To begin to answer those questions, the committee argued, monuments and historical markers should be erected, and the public should be made aware of this history in a variety of ways, making the research accessible through diverse digital formats and historical walking tours. This latter point reflected a deeper commitment to ensuring that the landscape of the campus itself could become legible in new ways, and the contributions of Native Americans and African Americans in the university’s earliest years could be witnessed within the physical spaces they had occupied, constructed, and affected.

Faculty members, graduate students, and undergraduate students collaborated, with the guidance of committee members and project leaders, to develop a historical walking tour highlighting key locations on campus where the marks of slavery and disenfranchisement were readable. They identified a suitable script, route, and talking points. Ten undergraduate students were recruited to develop and conduct the tours over the Fall 2017 semester through our public history internship program. These students learned not only about the university’s history through the committee’s research, but were trained in the public historian’s tools of stakeholder consultation and reflective practice along the way. To date, dozens of tours have been conducted, and nearly 200 participants reached.
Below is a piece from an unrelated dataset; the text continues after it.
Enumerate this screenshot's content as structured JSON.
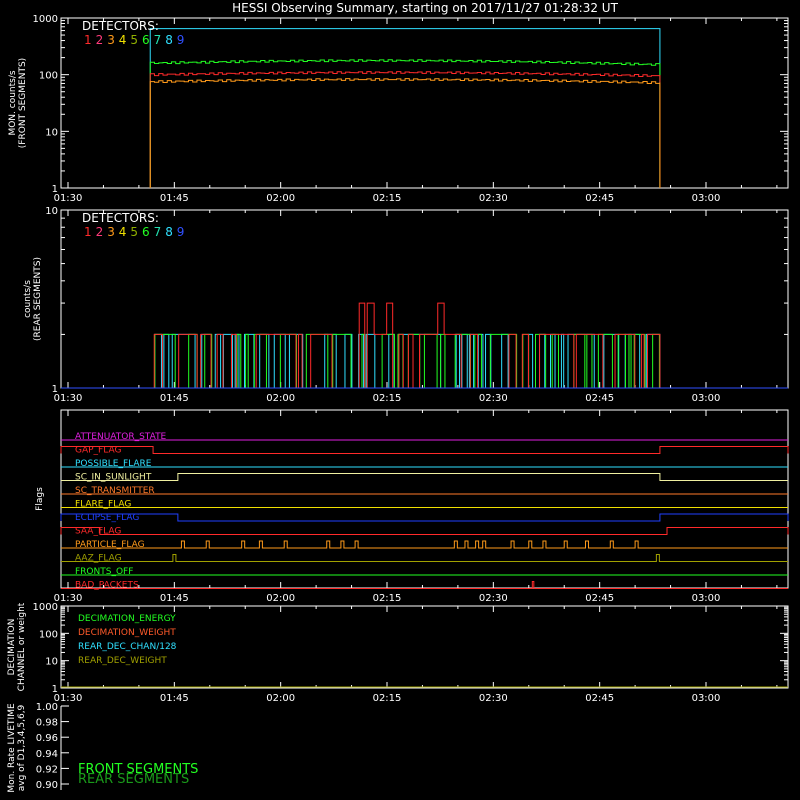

The biggest takeaway reported by the tour guides and tour participants was the profound impact of sharing and learning this information on the actual physical landscape of the campus, with the ability to see past the surrounding twenty-first-century structures and into the nineteenth-century context. On a few occasions, passersby joined in on tours, drawn in by the guides’ narratives. Nearly all involved reported that encountering this information in person and in situ deepened their understanding, a nod to the value of experiential learning and public history environments.

As the project continues to develop, answers to questions about the role of campus historians in public history projects may change. Professors White and Fuentes continue to co-chair the Scarlet and Black Project, which is currently carrying its research forward into the twentieth century. A virtual version of the walking tour is in development. Along the way, this project has addressed questions which the Campus Histories Working Group at NCPH annual meetings has been grappling with since its inception in 2015: What are the tools we need to propose or contribute to campus history efforts? To what extent is campus history public history versus “insider history”? What methodological models seem to work best for campus public history projects? Historical walking tours seem to bypass some of the challenges that arise when treating campus history as public history—especially in providing access to campus spaces for members of the public and avoiding implied or inherent hierarchy in academic spaces. Perhaps most importantly, projects like this one create the opportunity to fulfill one of the working group’s goals of documenting contemporary struggles over the presence of the past and the power of place in the campus context.

Kristin O’Brassill-Kulfan is a public historian and scholar of early American social history at Rutgers University in New Brunswick, New Jersey. She researches poverty, slavery, mobility, crime and punishment in the early American northeast, and public historical and commemorative representations of these subjects. Her book Vagrants and Vagabonds: Poverty and Mobility in the Early American Republic will be published by New York University Press in 2019.

Leave a Reply

Your email address will not be published. Required fields are marked *

This site is protected by reCAPTCHA and the Google Privacy Policy and Terms of Service apply.